# EXERCISE PROMPT
In the entries below, find the lines that contain the word "time" and copy them.

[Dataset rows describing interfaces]

────────────────

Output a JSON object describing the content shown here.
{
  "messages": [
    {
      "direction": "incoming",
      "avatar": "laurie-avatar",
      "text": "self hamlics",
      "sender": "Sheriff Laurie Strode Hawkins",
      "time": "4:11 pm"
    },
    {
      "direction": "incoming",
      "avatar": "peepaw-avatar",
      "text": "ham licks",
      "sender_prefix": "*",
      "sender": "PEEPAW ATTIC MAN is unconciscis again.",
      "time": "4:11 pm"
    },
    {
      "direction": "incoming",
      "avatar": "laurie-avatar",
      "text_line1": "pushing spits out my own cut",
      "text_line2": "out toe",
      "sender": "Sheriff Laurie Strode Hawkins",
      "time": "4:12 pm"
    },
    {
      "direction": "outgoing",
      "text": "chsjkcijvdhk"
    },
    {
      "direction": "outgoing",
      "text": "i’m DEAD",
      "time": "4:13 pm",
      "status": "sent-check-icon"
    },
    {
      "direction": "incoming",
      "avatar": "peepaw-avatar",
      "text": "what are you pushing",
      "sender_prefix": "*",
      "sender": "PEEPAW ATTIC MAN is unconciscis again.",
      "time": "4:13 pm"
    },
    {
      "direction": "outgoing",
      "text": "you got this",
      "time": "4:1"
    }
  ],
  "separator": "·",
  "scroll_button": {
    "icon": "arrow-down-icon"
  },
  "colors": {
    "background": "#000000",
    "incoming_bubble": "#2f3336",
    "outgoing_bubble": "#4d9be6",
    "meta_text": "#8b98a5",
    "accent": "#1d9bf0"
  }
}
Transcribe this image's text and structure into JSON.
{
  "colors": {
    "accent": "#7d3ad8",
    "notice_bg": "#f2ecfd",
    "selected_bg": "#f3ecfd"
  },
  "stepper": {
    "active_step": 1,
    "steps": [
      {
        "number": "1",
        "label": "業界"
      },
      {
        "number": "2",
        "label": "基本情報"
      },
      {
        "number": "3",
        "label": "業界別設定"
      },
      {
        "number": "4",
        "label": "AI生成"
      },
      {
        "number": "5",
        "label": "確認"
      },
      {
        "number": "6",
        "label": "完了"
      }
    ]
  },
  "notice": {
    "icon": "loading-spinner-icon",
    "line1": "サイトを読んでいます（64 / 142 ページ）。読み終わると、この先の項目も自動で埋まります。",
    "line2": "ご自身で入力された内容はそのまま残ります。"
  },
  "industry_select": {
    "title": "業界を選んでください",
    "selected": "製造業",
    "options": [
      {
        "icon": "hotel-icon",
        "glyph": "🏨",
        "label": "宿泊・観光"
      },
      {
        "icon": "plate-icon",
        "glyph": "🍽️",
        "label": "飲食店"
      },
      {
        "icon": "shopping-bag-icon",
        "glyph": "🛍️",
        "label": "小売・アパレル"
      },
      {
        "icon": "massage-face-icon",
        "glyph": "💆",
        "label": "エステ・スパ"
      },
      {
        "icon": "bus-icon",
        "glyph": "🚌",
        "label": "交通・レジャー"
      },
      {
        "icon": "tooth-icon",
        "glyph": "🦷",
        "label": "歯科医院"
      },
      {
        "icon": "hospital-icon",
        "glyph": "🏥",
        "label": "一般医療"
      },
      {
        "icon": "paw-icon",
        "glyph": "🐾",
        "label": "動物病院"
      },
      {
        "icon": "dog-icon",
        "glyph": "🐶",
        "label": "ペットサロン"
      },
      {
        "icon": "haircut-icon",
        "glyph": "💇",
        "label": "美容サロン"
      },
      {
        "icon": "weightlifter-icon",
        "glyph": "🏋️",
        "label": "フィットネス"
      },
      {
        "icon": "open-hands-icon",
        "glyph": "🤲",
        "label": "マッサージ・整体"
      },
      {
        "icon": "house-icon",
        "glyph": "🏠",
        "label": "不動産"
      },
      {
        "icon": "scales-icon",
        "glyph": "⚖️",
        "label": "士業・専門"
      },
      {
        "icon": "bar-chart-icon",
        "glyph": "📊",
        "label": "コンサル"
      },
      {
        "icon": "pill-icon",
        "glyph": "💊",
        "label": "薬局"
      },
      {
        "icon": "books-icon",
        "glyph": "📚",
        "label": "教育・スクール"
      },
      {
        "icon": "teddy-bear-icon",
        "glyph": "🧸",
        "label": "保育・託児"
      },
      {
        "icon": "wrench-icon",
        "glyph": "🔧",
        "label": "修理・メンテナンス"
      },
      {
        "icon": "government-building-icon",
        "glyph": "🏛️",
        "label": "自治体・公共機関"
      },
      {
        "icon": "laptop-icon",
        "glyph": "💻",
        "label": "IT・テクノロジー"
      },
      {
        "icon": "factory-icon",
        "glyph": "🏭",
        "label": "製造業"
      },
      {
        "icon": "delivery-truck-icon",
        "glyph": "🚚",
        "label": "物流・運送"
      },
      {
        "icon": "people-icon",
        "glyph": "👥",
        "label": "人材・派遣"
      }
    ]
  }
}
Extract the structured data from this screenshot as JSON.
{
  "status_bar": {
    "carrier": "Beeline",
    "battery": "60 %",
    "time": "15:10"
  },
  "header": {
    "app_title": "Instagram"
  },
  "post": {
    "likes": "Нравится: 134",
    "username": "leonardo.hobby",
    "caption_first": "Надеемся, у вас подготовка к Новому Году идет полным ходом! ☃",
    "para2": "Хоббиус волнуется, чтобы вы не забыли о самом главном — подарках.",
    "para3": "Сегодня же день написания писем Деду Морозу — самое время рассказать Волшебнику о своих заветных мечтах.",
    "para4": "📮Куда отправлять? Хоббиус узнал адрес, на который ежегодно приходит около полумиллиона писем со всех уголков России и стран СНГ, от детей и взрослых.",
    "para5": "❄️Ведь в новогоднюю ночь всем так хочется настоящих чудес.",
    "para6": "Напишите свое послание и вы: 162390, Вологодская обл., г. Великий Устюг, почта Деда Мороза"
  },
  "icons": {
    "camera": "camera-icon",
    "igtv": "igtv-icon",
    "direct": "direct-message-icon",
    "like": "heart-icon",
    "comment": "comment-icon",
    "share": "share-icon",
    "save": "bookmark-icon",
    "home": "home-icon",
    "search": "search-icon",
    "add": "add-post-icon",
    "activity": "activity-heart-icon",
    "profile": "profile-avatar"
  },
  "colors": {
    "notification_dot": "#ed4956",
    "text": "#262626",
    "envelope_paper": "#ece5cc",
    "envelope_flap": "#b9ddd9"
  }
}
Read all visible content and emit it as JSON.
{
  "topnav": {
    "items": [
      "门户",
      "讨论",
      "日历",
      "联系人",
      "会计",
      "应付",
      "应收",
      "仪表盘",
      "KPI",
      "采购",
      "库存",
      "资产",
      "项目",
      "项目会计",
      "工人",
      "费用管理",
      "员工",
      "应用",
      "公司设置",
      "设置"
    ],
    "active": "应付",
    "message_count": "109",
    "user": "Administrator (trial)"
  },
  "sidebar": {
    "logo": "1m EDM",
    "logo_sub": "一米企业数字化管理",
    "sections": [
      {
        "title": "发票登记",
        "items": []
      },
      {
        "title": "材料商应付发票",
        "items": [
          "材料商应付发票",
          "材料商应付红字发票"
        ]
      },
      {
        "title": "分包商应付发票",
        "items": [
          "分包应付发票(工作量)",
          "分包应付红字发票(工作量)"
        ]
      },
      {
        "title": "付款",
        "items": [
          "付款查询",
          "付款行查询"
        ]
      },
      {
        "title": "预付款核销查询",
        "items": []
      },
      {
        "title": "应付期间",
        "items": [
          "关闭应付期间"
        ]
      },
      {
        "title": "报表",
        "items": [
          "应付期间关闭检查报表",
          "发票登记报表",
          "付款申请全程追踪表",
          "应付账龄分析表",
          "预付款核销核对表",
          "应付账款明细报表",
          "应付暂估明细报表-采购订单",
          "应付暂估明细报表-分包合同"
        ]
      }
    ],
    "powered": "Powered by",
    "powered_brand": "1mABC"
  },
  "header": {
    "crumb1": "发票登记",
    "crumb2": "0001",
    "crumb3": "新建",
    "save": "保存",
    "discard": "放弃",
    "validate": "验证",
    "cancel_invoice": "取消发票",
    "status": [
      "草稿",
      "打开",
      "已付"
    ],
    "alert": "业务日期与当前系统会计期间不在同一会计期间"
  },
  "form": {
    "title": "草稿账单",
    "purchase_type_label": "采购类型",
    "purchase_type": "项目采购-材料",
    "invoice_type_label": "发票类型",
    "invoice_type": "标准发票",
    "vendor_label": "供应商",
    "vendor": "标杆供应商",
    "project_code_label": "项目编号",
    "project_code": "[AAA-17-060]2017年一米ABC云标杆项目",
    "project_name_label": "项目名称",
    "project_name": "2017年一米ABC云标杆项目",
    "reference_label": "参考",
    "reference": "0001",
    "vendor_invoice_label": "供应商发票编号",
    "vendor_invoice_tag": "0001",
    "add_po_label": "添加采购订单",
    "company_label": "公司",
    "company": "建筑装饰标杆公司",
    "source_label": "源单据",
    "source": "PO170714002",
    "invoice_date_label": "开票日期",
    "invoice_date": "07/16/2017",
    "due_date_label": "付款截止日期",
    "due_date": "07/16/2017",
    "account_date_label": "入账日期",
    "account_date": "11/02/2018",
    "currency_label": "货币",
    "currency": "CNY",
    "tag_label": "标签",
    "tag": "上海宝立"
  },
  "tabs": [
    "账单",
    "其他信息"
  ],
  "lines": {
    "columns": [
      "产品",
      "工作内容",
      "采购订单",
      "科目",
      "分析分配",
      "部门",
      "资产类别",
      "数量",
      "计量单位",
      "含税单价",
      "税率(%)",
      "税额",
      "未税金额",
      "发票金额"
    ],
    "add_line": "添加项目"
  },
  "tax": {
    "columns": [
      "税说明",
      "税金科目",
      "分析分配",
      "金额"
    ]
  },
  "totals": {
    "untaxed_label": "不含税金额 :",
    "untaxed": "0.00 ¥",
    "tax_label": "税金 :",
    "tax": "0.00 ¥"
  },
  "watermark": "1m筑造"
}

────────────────

# ANSWER TO THIS EXERCISE
      "time": "4:11 pm"
      "time": "4:11 pm"
      "time": "4:12 pm"
      "time": "4:13 pm",
      "time": "4:13 pm"
      "time": "4:1"
    "time": "15:10"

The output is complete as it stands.